The wait was two years so it will be a regular task each year now to harvest and sow the seed. Collect the berries when ripe and rubbing off the flesh place in a pot under your seed bench where it gets regular watering and you can forget about it for a year. A good reference for usage is Matthew Woods book on North American medicinal plants.
Having read about this herb in Richo Cinch’s book – Growing at risk medicinal herbs it went onto the must grow seed list. Seed was procured from Horizon herbs sown and in spring it promptly germinates. The seedlings were pricked out into larger pots (the root intact) to allow free root growth.
Everything is going along fine and the first true leaves appeared when the plants seemed to be dying off. I thought it was a fungal disease at first but I found in scratching around that the root was still there and the plants had gone into early dormancy.
This could have been triggered by a temporary lack of water or over hot temperatures (remember this is a high mountain plant). Anyway I stopped throwing out the pots and kept them to one side in the poly tunnel. That was over a year ago.
Well a couple of weeks ago in July little leaves poked up from the porting mix so they were alive and growing. But funny time of the year to be sprouting leaves the middle of an Australian winter!
Time to go back and read Richo Cech again about raising these plants
Well I just did and reporting back to you have found the reference explaining this behaviour.
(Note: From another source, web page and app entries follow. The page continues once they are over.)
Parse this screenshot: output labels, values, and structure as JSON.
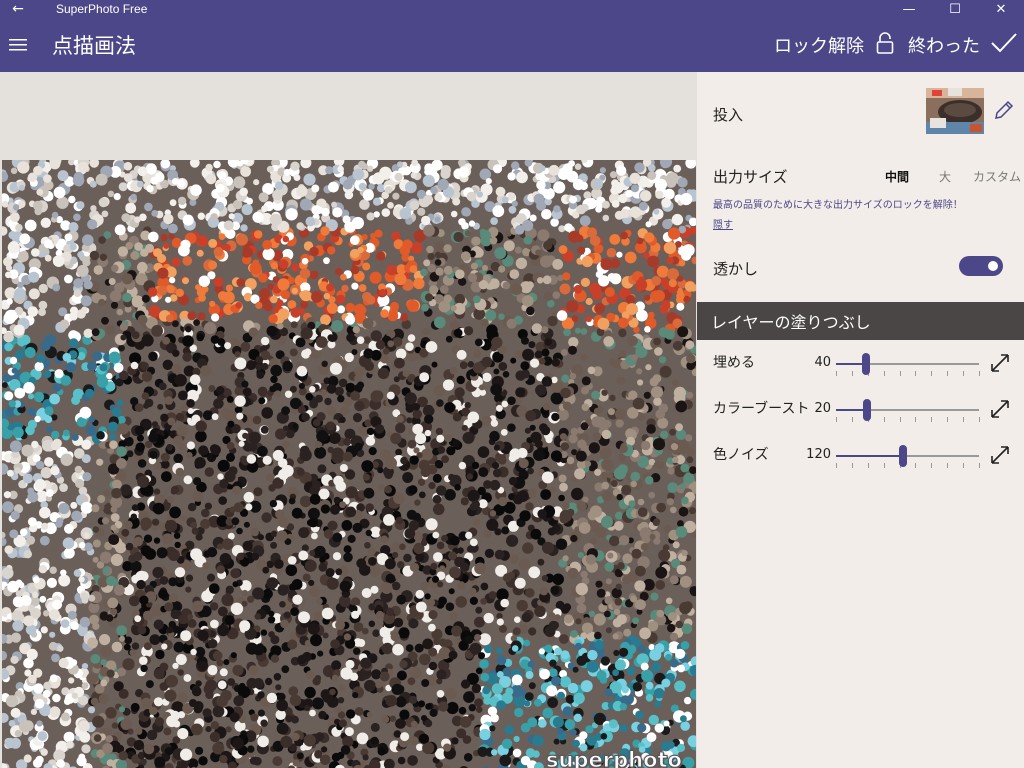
{
  "window": {
    "app_title": "SuperPhoto Free",
    "back_glyph": "←",
    "minimize_glyph": "—",
    "maximize_glyph": "☐",
    "close_glyph": "✕"
  },
  "appbar": {
    "page_title": "点描画法",
    "unlock_label": "ロック解除",
    "done_label": "終わった",
    "color": "#4c4788"
  },
  "canvas": {
    "watermark_text": "superphoto"
  },
  "panel": {
    "input_label": "投入",
    "output_size": {
      "label": "出力サイズ",
      "options": [
        "中間",
        "大",
        "カスタム"
      ],
      "selected": "中間",
      "upsell_text": "最高の品質のために大きな出力サイズのロックを解除！",
      "hide_link": "隠す"
    },
    "watermark": {
      "label": "透かし",
      "enabled": true
    },
    "layer_section_title": "レイヤーの塗りつぶし",
    "sliders": [
      {
        "label": "埋める",
        "value": "40",
        "position": 0.21
      },
      {
        "label": "カラーブースト",
        "value": "20",
        "position": 0.22
      },
      {
        "label": "色ノイズ",
        "value": "120",
        "position": 0.47
      }
    ]
  },
  "colors": {
    "accent": "#4c4788",
    "panel_bg": "#f2ede8",
    "section_header_bg": "#4a4646",
    "canvas_bg": "#e4e0db"
  },
  "icons": {
    "hamburger": "hamburger-menu-icon",
    "unlock": "padlock-icon",
    "done": "checkmark-icon",
    "edit": "pencil-icon",
    "expand": "expand-arrow-icon"
  }
}
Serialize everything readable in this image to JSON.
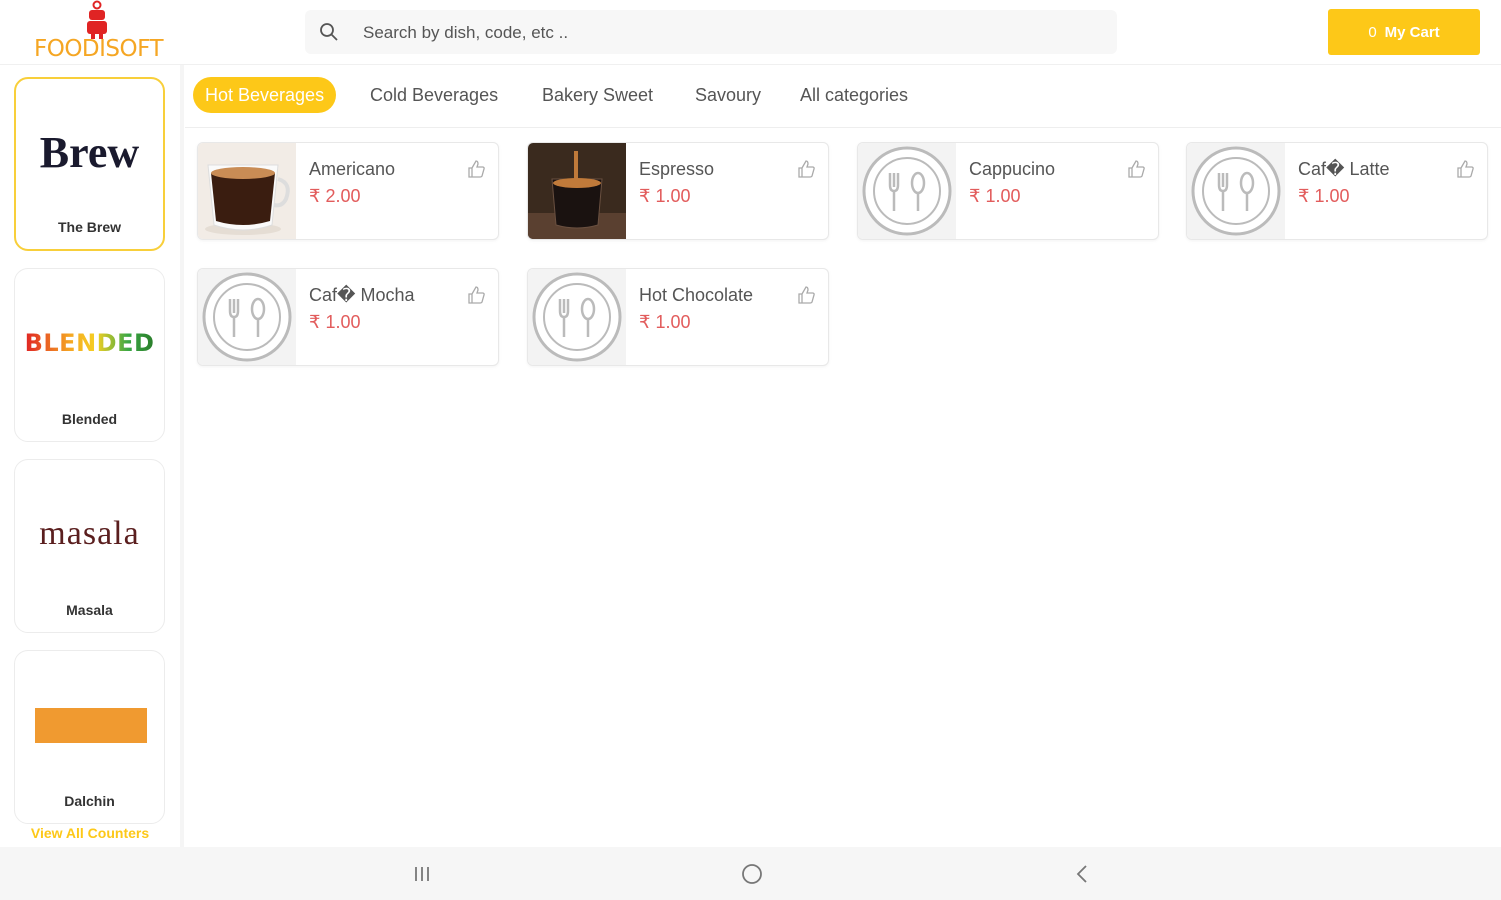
{
  "brand": {
    "logo_text": "FOODISOFT"
  },
  "search": {
    "placeholder": "Search by dish, code, etc .."
  },
  "cart": {
    "count": "0",
    "label": "My Cart"
  },
  "counters": [
    {
      "logo_text": "Brew",
      "name": "The Brew",
      "active": true
    },
    {
      "logo_text": "BLENDED",
      "name": "Blended",
      "active": false
    },
    {
      "logo_text": "masala",
      "name": "Masala",
      "active": false
    },
    {
      "logo_text": "",
      "name": "Dalchin",
      "active": false
    }
  ],
  "view_all_label": "View All Counters",
  "tabs": [
    {
      "label": "Hot Beverages",
      "active": true
    },
    {
      "label": "Cold Beverages",
      "active": false
    },
    {
      "label": "Bakery Sweet",
      "active": false
    },
    {
      "label": "Savoury",
      "active": false
    },
    {
      "label": "All categories",
      "active": false
    }
  ],
  "items": [
    {
      "name": "Americano",
      "price": "₹ 2.00",
      "image": "americano-photo"
    },
    {
      "name": "Espresso",
      "price": "₹ 1.00",
      "image": "espresso-photo"
    },
    {
      "name": "Cappucino",
      "price": "₹ 1.00",
      "image": "placeholder-cutlery-icon"
    },
    {
      "name": "Caf� Latte",
      "price": "₹ 1.00",
      "image": "placeholder-cutlery-icon"
    },
    {
      "name": "Caf� Mocha",
      "price": "₹ 1.00",
      "image": "placeholder-cutlery-icon"
    },
    {
      "name": "Hot Chocolate",
      "price": "₹ 1.00",
      "image": "placeholder-cutlery-icon"
    }
  ],
  "colors": {
    "accent": "#fdc818",
    "price": "#e25c5c",
    "brand_orange": "#f5a623",
    "robot_red": "#e02424"
  }
}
Richo says seedlings become vegetatively dormant by midsummer…..The plant then re-emerge in mid winter in mild areas and in the very early spring in very cold areas
So the plant behaviour is right on the mark.
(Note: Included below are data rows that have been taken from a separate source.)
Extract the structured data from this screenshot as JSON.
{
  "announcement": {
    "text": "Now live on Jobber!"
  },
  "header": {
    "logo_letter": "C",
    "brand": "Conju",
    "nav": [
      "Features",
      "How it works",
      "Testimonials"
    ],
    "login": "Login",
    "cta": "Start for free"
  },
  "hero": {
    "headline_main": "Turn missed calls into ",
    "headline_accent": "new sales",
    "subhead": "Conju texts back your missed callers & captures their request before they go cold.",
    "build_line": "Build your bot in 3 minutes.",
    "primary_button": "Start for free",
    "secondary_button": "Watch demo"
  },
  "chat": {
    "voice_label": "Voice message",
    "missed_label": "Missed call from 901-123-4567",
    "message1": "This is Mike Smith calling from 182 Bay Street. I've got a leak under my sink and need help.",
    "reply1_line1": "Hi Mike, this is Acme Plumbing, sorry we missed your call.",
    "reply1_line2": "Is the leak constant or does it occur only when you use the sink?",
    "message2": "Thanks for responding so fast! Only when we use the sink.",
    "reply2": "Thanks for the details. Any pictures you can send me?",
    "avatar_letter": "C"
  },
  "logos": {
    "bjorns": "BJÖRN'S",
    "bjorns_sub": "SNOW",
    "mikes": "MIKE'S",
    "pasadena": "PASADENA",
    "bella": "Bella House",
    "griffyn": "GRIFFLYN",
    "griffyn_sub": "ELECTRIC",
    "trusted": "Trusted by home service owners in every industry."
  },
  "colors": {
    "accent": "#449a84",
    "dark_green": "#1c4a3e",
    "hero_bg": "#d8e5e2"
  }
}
Having joined United Plant Saver and received my first annual journal (Spring 2013) I was excited to see an article titled “Wu Wei Zi” the Chinese name of Schisandra by Glinda Watts.
Well my interest grew further when I realise that the article was talking about the American species of this famed tonic herb. I never knew that before and better yet there was the information that Horizon herbs have the seed for sale.
Immediately I was onto the web page and looking for Schisandra. Damn it was not there, conundrum number one. Patience and sure enough the seeds were listed. So off goes the order and the precious seeds arrive. It said ten seeds on the packet but really only nine were of any use. Number 10 was in pieces! A victim of the international mail journey.
Well the next conundrum – what pre treatment to give these seeds? Horizon mentioned to soak overnight sow and leave over winter for a slow but steady germination over a year. Having already delved deeply into Schisandra germination with the chinensis species I decided to give it the same treatment (see previous post on Schisandra) with an added twist of watering with seaweed solution initially to boost germination. So the waiting game continues through the pre treatment process leading to germination.
Growing these plants teaches you patience. Its interesting that the older I become the more patient I am with these herbs that have long germination times. It becomes an interesting challenge rather than a frustration.